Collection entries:
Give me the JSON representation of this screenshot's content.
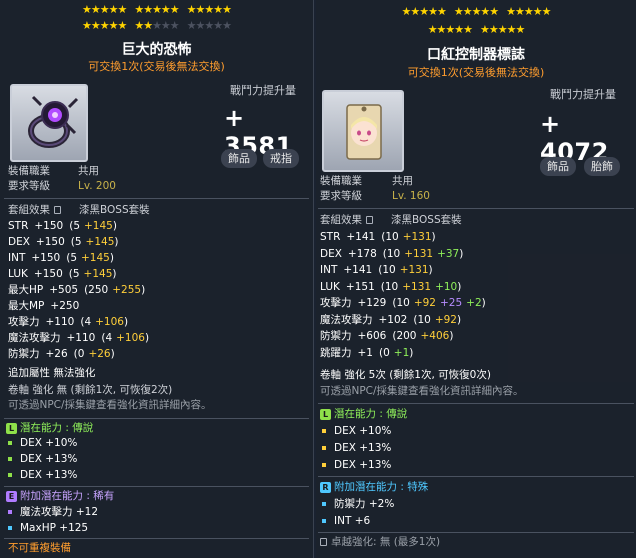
{
  "left": {
    "stars_row1": [
      "★★★★★",
      "★★★★★",
      "★★★★★"
    ],
    "stars_row2_on": [
      "★★★★★",
      "★★"
    ],
    "stars_row2_off": [
      "★★★",
      "★★★★★"
    ],
    "title": "巨大的恐怖",
    "trade_note": "可交換1次(交易後無法交換)",
    "icon": "ring-icon",
    "cp_label": "戰鬥力提升量",
    "cp_value": "+ 3581",
    "tags": [
      "飾品",
      "戒指"
    ],
    "job_label": "裝備職業",
    "job_value": "共用",
    "level_label": "要求等級",
    "level_value": "Lv. 200",
    "set_label": "套組效果",
    "set_value": "漆黑BOSS套裝",
    "stats": [
      {
        "name": "STR",
        "total": "+150",
        "base": "(5",
        "bonus": "+145",
        "extra": "",
        "close": ")"
      },
      {
        "name": "DEX",
        "total": "+150",
        "base": "(5",
        "bonus": "+145",
        "extra": "",
        "close": ")"
      },
      {
        "name": "INT",
        "total": "+150",
        "base": "(5",
        "bonus": "+145",
        "extra": "",
        "close": ")"
      },
      {
        "name": "LUK",
        "total": "+150",
        "base": "(5",
        "bonus": "+145",
        "extra": "",
        "close": ")"
      },
      {
        "name": "最大HP",
        "total": "+505",
        "base": "(250",
        "bonus": "+255",
        "extra": "",
        "close": ")"
      },
      {
        "name": "最大MP",
        "total": "+250",
        "base": "",
        "bonus": "",
        "extra": "",
        "close": ""
      },
      {
        "name": "攻擊力",
        "total": "+110",
        "base": "(4",
        "bonus": "+106",
        "extra": "",
        "close": ")"
      },
      {
        "name": "魔法攻擊力",
        "total": "+110",
        "base": "(4",
        "bonus": "+106",
        "extra": "",
        "close": ")"
      },
      {
        "name": "防禦力",
        "total": "+26",
        "base": "(0",
        "bonus": "+26",
        "extra": "",
        "close": ")"
      }
    ],
    "extra_attr": "追加屬性 無法強化",
    "scroll_line": "卷軸 強化 無 (剩餘1次, 可恢復2次)",
    "npc_note": "可透過NPC/採集鍵查看強化資訊詳細內容。",
    "potential": {
      "badge": "L",
      "label": "潛在能力 : 傳說",
      "lines": [
        "DEX +10%",
        "DEX +13%",
        "DEX +13%"
      ]
    },
    "bonus_potential": {
      "badge": "E",
      "label": "附加潛在能力 : 稀有",
      "lines": [
        "魔法攻擊力 +12",
        "MaxHP +125"
      ]
    },
    "footer": "不可重複裝備"
  },
  "right": {
    "stars_row1": [
      "★★★★★",
      "★★★★★",
      "★★★★★"
    ],
    "stars_row2_on": [
      "★★★★★",
      "★★★★★"
    ],
    "stars_row2_off": [],
    "title": "口紅控制器標誌",
    "trade_note": "可交換1次(交易後無法交換)",
    "icon": "emblem-icon",
    "cp_label": "戰鬥力提升量",
    "cp_value": "+ 4072",
    "tags": [
      "飾品",
      "胎飾"
    ],
    "job_label": "裝備職業",
    "job_value": "共用",
    "level_label": "要求等級",
    "level_value": "Lv. 160",
    "set_label": "套組效果",
    "set_value": "漆黑BOSS套裝",
    "stats": [
      {
        "name": "STR",
        "total": "+141",
        "base": "(10",
        "bonus": "+131",
        "extra": "",
        "extra2": "",
        "close": ")"
      },
      {
        "name": "DEX",
        "total": "+178",
        "base": "(10",
        "bonus": "+131",
        "extra": "+37",
        "extra2": "",
        "close": ")"
      },
      {
        "name": "INT",
        "total": "+141",
        "base": "(10",
        "bonus": "+131",
        "extra": "",
        "extra2": "",
        "close": ")"
      },
      {
        "name": "LUK",
        "total": "+151",
        "base": "(10",
        "bonus": "+131",
        "extra": "+10",
        "extra2": "",
        "close": ")"
      },
      {
        "name": "攻擊力",
        "total": "+129",
        "base": "(10",
        "bonus": "+92",
        "extra": "+25",
        "extra2": "+2",
        "close": ")"
      },
      {
        "name": "魔法攻擊力",
        "total": "+102",
        "base": "(10",
        "bonus": "+92",
        "extra": "",
        "extra2": "",
        "close": ")"
      },
      {
        "name": "防禦力",
        "total": "+606",
        "base": "(200",
        "bonus": "+406",
        "extra": "",
        "extra2": "",
        "close": ")"
      },
      {
        "name": "跳躍力",
        "total": "+1",
        "base": "(0",
        "bonus": "",
        "extra": "+1",
        "extra2": "",
        "close": ")"
      }
    ],
    "scroll_line": "卷軸 強化 5次 (剩餘1次, 可恢復0次)",
    "npc_note": "可透過NPC/採集鍵查看強化資訊詳細內容。",
    "potential": {
      "badge": "L",
      "label": "潛在能力 : 傳說",
      "lines": [
        "DEX +10%",
        "DEX +13%",
        "DEX +13%"
      ]
    },
    "bonus_potential": {
      "badge": "R",
      "label": "附加潛在能力 : 特殊",
      "lines": [
        "防禦力 +2%",
        "INT +6"
      ]
    },
    "footer": "卓越強化: 無 (最多1次)"
  },
  "colors": {
    "legendary": "#8fe04a",
    "epic": "#b07cff",
    "rare": "#4fc8ff",
    "orange": "#ff9d2e",
    "yellow": "#ffcf3a"
  }
}
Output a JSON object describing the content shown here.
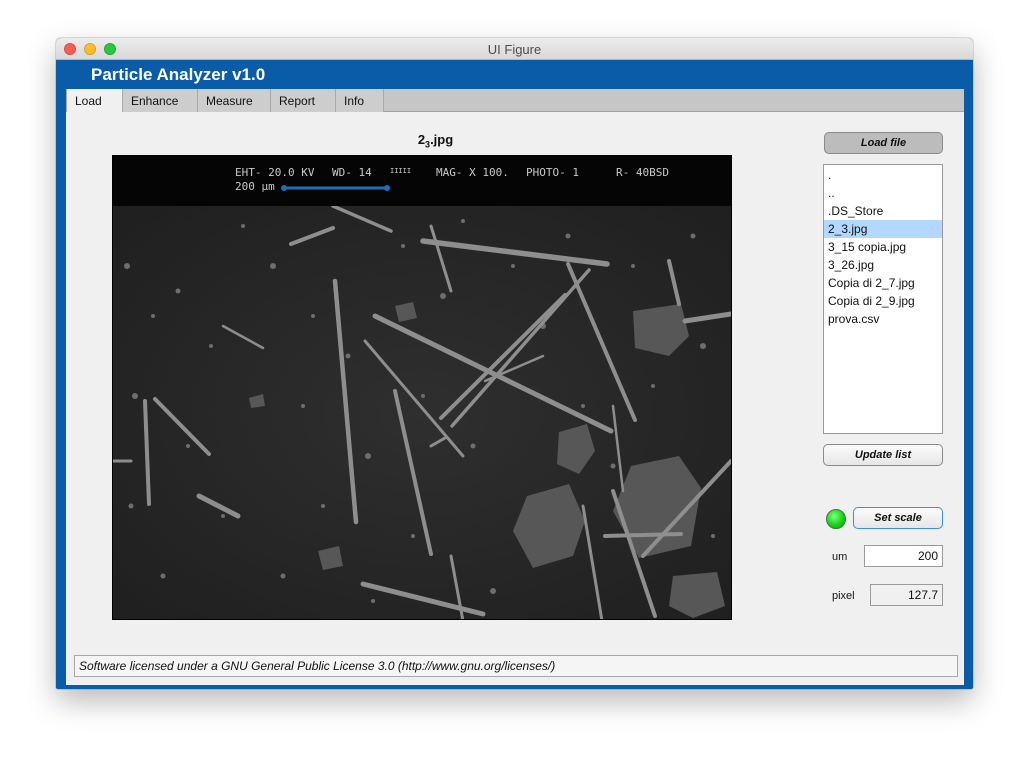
{
  "window": {
    "title": "UI Figure"
  },
  "app": {
    "title": "Particle Analyzer  v1.0"
  },
  "tabs": [
    {
      "label": "Load"
    },
    {
      "label": "Enhance"
    },
    {
      "label": "Measure"
    },
    {
      "label": "Report"
    },
    {
      "label": "Info"
    }
  ],
  "active_tab": "Load",
  "image": {
    "title_base": "2",
    "title_sub": "3",
    "title_ext": ".jpg",
    "sem_header": {
      "eht": "EHT- 20.0 KV",
      "wd": "WD- 14",
      "mag": "MAG- X 100.",
      "photo": "PHOTO- 1",
      "r": "R- 40BSD",
      "scale": "200 µm"
    }
  },
  "buttons": {
    "load_file": "Load file",
    "update_list": "Update list",
    "set_scale": "Set scale"
  },
  "file_list": {
    "items": [
      ".",
      "..",
      ".DS_Store",
      "2_3.jpg",
      "3_15 copia.jpg",
      "3_26.jpg",
      "Copia di 2_7.jpg",
      "Copia di 2_9.jpg",
      "prova.csv"
    ],
    "selected": "2_3.jpg"
  },
  "scale": {
    "um_label": "um",
    "um_value": "200",
    "pixel_label": "pixel",
    "pixel_value": "127.7",
    "lamp_color": "#19d219"
  },
  "status": {
    "text": "Software licensed under a GNU General Public License 3.0 (http://www.gnu.org/licenses/)"
  },
  "colors": {
    "header_blue": "#0a5ca8",
    "selection": "#b2d8ff"
  }
}
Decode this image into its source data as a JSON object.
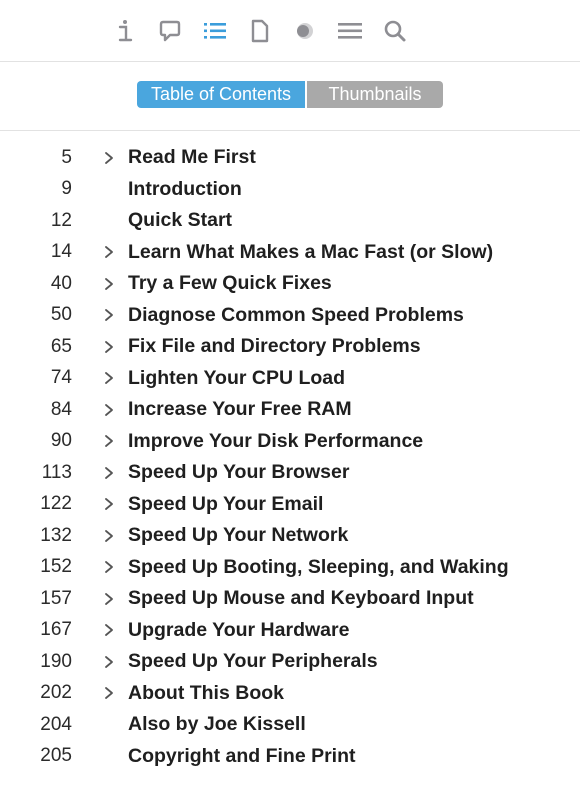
{
  "toolbar": {
    "buttons": [
      {
        "name": "info-icon",
        "active": false
      },
      {
        "name": "comment-bubble-icon",
        "active": false
      },
      {
        "name": "list-icon",
        "active": true
      },
      {
        "name": "page-icon",
        "active": false
      },
      {
        "name": "highlight-circle-icon",
        "active": false
      },
      {
        "name": "lines-icon",
        "active": false
      },
      {
        "name": "search-icon",
        "active": false
      }
    ],
    "icon_color": "#8e8e93",
    "active_color": "#3b9ddb"
  },
  "segmented": {
    "toc_label": "Table of Contents",
    "thumbs_label": "Thumbnails"
  },
  "toc": [
    {
      "page": "5",
      "title": "Read Me First",
      "expandable": true
    },
    {
      "page": "9",
      "title": "Introduction",
      "expandable": false
    },
    {
      "page": "12",
      "title": "Quick Start",
      "expandable": false
    },
    {
      "page": "14",
      "title": "Learn What Makes a Mac Fast (or Slow)",
      "expandable": true
    },
    {
      "page": "40",
      "title": "Try a Few Quick Fixes",
      "expandable": true
    },
    {
      "page": "50",
      "title": "Diagnose Common Speed Problems",
      "expandable": true
    },
    {
      "page": "65",
      "title": "Fix File and Directory Problems",
      "expandable": true
    },
    {
      "page": "74",
      "title": "Lighten Your CPU Load",
      "expandable": true
    },
    {
      "page": "84",
      "title": "Increase Your Free RAM",
      "expandable": true
    },
    {
      "page": "90",
      "title": "Improve Your Disk Performance",
      "expandable": true
    },
    {
      "page": "113",
      "title": "Speed Up Your Browser",
      "expandable": true
    },
    {
      "page": "122",
      "title": "Speed Up Your Email",
      "expandable": true
    },
    {
      "page": "132",
      "title": "Speed Up Your Network",
      "expandable": true
    },
    {
      "page": "152",
      "title": "Speed Up Booting, Sleeping, and Waking",
      "expandable": true
    },
    {
      "page": "157",
      "title": "Speed Up Mouse and Keyboard Input",
      "expandable": true
    },
    {
      "page": "167",
      "title": "Upgrade Your Hardware",
      "expandable": true
    },
    {
      "page": "190",
      "title": "Speed Up Your Peripherals",
      "expandable": true
    },
    {
      "page": "202",
      "title": "About This Book",
      "expandable": true
    },
    {
      "page": "204",
      "title": "Also by Joe Kissell",
      "expandable": false
    },
    {
      "page": "205",
      "title": "Copyright and Fine Print",
      "expandable": false
    }
  ]
}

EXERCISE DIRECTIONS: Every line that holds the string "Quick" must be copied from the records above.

RESPONSE BOX:
      "title": "Quick Start",
      "title": "Try a Few Quick Fixes",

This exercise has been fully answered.